A recent survey found that 63 percent of twenty-year-olds want to start their own business. However, as many an entrepreneur will affirm, starting a successful company is much harder than just declaring oneself a businessperson. Allyson Byrd steps into the Texas Standard studio to outline those often tricky steps to success.
On the common mistakes of young entrepreneurs:
“Number one, they don’t think about ‘What is my lifestyle going to be like as an entrepreneur,’ and I think the second breakdown is that they don’t plan for the money. Entrepreneurs often plan to be broke; they think it’s gonna take five years. When I started my business I had five days to make money… I needed a breakthrough and I needed it in my bank account fast. So I think those are the two things I see young people miss out on.”
On how making money as an entrepreneur doesn’t have to be hard:
“It absolutely does not have to be….if you’re an entrepreneur you’re probably really gifted, and broadly gifted. What you have to look at is: what is the thing you do that can be the highest revenue producing activity for you, that can be the best and highest use of your time, and how do you monetize that thing? Even if it’s not the thing you love, that gives you the opportunity to buy into the thing you love. Just because you’re passionate about something doesn’t mean you can be profitable at it.”
On how she got where she is today:

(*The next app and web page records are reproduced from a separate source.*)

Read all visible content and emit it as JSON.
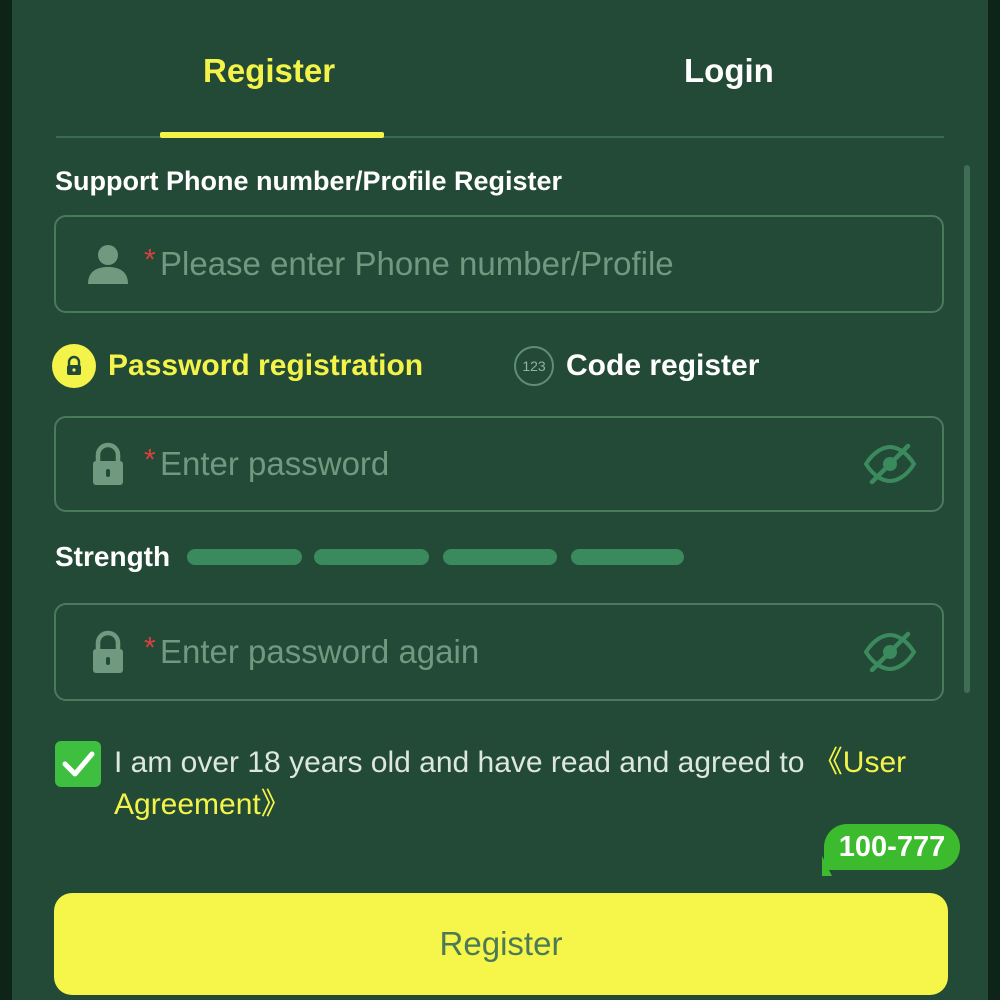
{
  "tabs": {
    "register": "Register",
    "login": "Login"
  },
  "form": {
    "section_label": "Support Phone number/Profile Register",
    "phone_placeholder": "Please enter Phone number/Profile",
    "required_mark": "*",
    "methods": {
      "password": "Password registration",
      "code": "Code register",
      "code_icon_text": "123"
    },
    "password_placeholder": "Enter password",
    "password_again_placeholder": "Enter password again",
    "strength_label": "Strength",
    "strength_segments": 4,
    "agreement": {
      "text": "I am over 18 years old and have read and agreed to ",
      "link": "《User Agreement》",
      "checked": true
    },
    "submit_label": "Register"
  },
  "badge": {
    "text": "100-777"
  },
  "icons": {
    "phone_field": "user-icon",
    "password_field": "lock-icon",
    "visibility": "eye-off-icon",
    "password_method": "lock-icon",
    "code_method": "numeric-code-icon",
    "checkbox": "check-icon"
  },
  "colors": {
    "panel": "#234a36",
    "accent_yellow": "#f3f34a",
    "checkbox_green": "#3fbf3f",
    "badge_green": "#3dbb2e",
    "strength_bar": "#3b8a5e",
    "input_border": "#4a7a5c"
  }
}
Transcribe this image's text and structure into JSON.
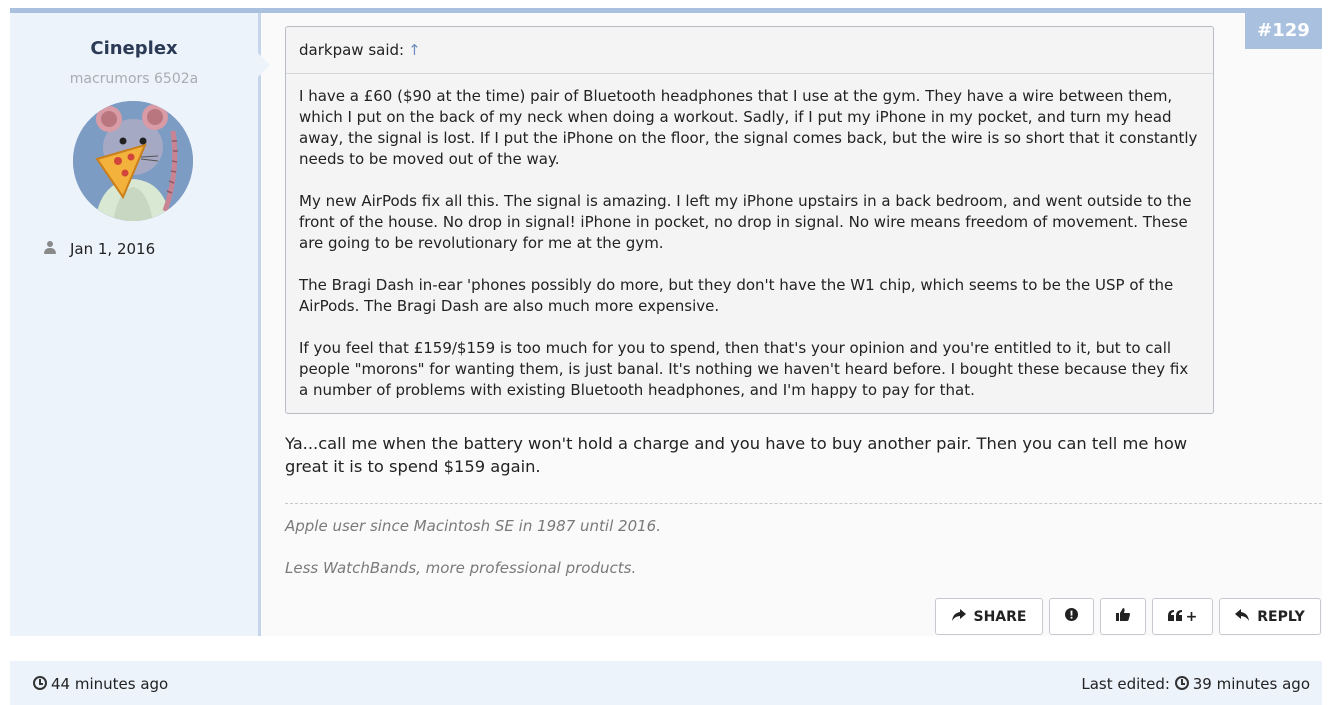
{
  "post": {
    "number": "#129",
    "author": {
      "name": "Cineplex",
      "title": "macrumors 6502a",
      "joined": "Jan 1, 2016"
    },
    "quote": {
      "author_line": "darkpaw said:",
      "up_arrow": "↑",
      "paragraphs": [
        "I have a £60 ($90 at the time) pair of Bluetooth headphones that I use at the gym. They have a wire between them, which I put on the back of my neck when doing a workout. Sadly, if I put my iPhone in my pocket, and turn my head away, the signal is lost. If I put the iPhone on the floor, the signal comes back, but the wire is so short that it constantly needs to be moved out of the way.",
        "My new AirPods fix all this. The signal is amazing. I left my iPhone upstairs in a back bedroom, and went outside to the front of the house. No drop in signal! iPhone in pocket, no drop in signal. No wire means freedom of movement. These are going to be revolutionary for me at the gym.",
        "The Bragi Dash in-ear 'phones possibly do more, but they don't have the W1 chip, which seems to be the USP of the AirPods. The Bragi Dash are also much more expensive.",
        "If you feel that £159/$159 is too much for you to spend, then that's your opinion and you're entitled to it, but to call people \"morons\" for wanting them, is just banal. It's nothing we haven't heard before. I bought these because they fix a number of problems with existing Bluetooth headphones, and I'm happy to pay for that."
      ]
    },
    "body": "Ya...call me when the battery won't hold a charge and you have to buy another pair. Then you can tell me how great it is to spend $159 again.",
    "signature": [
      "Apple user since Macintosh SE in 1987 until 2016.",
      "Less WatchBands, more professional products."
    ],
    "actions": {
      "share": "SHARE",
      "report_icon": "exclamation-circle-icon",
      "like_icon": "thumbs-up-icon",
      "quote_icon": "quote-icon",
      "quote_plus": "+",
      "reply": "REPLY"
    }
  },
  "footer": {
    "posted": "44 minutes ago",
    "last_edited_label": "Last edited:",
    "last_edited": "39 minutes ago"
  },
  "colors": {
    "accent": "#a9c0de",
    "user_panel": "#edf3fb",
    "username": "#2b3a55"
  }
}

“I grew up in a small part of San Antonio, TX, and we grew up asking each other, borrowing money; robbing Peter to pay Paul. There was one particular time where I didn’t have gas in my car, and my sister didn’t have $5 to give me gas, my mom didn’t have $5, and I thought ‘I’ll never be here again. I will never be here again…it’s taken a lot of time.’”